Triple Chocolate Ice Cream

Ingredients:

  • 2 cups whipping cream, divided
  • 2 squares (1 oz. [30 g] each) semi-sweet baking chocolate, cut into chunks
  • 2 squares (1 oz. [30 g] each) unsweetened baking chocolate, cut into chunks
  • 2 cups half-and-half
  • 1 cup sugar
  • 1/3 cup unsweetened cocoa powder
  • 8 egg yolks
  • 4 teaspoons vanilla
  • 1/8 teaspoon salt
  • 4 bars  milk chocolate chopped (about 1 1/2 cups)

Directions:

  1. In small saucepan, place 1/2 cup whipping cream, semi-sweet chocolate, and unsweetened chocolate. Heat over medium-low heat until chocolate melts, stirring frequently. Remove from heat; set aside. In medium saucepan over medium heat, heat half-and-half until very hot but not boiling, stirring often. Remove from heat; set aside.
  2. In small bowl, combine sugar and cocoa powder. Set aside. Place egg yolks in mixer bowl. Attach bowl and wire whip to mixer. Turn to Speed 2 and gradually add sugar mixture; mix about 30 seconds, or until well blended and slightly thickened. Continuing on Speed 2, very gradually add chocolate mixture and half-and-half; mix until well blended.
  3. Return half-and-half mixture to medium saucepan; stirring constantly, cook over medium heat until small bubbles form around edge and mixture is steamy. Do not boil. Transfer half-and-half mixture into large bowl; stir in remaining 1 1/2 cups whipping cream, vanilla, and salt. Cover and chill thoroughly, at least 8 hours.
  4. Assemble and engage freeze bowl, dasher, and drive assembly as directed in attachment instructions. Turn to STIR (Speed 1). Using a container with a spout, pour mixture into freeze bowl. Continue on STIR (Speed 1) for 10 to 15 minutes or until desired consistency, adding milk chocolate during last 1 to 2 minutes of freeze time. Immediately transfer ice cream into serving dishes, or freeze in an airtight container.

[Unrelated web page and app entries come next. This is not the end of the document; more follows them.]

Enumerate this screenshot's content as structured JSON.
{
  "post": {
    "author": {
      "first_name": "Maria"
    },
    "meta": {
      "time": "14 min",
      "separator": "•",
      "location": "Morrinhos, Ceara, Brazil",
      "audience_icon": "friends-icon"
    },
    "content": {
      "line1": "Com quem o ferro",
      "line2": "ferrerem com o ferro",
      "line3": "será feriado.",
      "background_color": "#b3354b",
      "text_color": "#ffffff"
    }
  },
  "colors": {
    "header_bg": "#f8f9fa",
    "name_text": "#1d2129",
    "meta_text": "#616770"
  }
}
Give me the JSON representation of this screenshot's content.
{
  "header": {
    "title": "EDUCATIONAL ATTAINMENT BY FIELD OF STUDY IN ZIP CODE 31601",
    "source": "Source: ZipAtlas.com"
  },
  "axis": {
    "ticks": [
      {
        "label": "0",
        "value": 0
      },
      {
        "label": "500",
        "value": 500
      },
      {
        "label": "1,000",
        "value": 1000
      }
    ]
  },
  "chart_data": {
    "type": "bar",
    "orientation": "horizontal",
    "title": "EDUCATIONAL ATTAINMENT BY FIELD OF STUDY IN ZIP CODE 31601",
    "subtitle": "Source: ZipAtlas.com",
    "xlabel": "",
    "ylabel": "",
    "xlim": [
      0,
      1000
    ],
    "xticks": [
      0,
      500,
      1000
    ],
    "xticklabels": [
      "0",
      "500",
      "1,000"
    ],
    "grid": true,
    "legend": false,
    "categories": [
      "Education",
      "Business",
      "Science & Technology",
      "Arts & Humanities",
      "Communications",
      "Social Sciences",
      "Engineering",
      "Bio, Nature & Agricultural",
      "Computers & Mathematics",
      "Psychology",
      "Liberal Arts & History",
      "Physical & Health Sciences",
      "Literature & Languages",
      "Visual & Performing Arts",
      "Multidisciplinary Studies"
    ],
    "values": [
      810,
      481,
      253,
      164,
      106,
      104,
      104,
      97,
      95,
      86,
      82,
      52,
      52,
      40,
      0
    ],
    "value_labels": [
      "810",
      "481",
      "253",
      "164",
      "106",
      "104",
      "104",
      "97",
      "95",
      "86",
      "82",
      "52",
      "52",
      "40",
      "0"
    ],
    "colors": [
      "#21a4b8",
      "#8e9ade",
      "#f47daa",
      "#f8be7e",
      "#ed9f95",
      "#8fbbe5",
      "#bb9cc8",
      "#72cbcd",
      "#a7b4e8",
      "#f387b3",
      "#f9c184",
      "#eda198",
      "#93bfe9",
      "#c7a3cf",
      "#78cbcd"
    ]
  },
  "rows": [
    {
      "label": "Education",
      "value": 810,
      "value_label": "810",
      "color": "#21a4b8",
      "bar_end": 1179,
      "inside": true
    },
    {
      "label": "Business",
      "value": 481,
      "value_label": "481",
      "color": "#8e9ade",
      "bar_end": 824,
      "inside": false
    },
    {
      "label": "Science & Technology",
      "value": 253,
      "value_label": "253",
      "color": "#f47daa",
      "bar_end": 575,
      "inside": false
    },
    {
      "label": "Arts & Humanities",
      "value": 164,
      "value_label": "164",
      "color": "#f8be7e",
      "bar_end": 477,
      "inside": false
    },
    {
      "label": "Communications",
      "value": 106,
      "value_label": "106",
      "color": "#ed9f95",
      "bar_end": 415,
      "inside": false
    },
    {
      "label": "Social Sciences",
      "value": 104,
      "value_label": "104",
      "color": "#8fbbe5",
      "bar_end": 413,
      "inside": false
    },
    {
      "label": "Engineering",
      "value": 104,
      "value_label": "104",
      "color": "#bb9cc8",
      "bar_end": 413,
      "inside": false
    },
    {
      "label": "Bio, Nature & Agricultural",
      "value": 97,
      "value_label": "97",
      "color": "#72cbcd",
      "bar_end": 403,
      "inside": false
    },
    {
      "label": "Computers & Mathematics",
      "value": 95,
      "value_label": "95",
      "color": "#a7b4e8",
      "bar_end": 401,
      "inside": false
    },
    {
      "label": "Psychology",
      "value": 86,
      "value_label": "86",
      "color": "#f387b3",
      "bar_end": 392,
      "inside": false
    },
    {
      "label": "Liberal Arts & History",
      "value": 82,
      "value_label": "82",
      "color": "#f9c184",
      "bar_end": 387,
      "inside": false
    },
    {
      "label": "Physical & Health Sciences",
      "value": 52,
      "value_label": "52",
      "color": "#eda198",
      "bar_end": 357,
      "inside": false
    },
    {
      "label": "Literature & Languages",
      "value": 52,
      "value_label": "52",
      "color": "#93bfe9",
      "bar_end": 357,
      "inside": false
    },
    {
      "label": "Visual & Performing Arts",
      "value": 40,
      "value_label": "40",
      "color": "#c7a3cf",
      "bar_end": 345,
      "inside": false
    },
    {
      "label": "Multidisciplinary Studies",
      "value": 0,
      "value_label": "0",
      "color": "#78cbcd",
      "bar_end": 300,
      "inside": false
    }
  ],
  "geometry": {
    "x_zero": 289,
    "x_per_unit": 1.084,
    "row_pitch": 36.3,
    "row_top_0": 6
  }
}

This recipe makes approximately 16 servings.

Check out some of the photos of the process of preparation!

This slideshow requires JavaScript.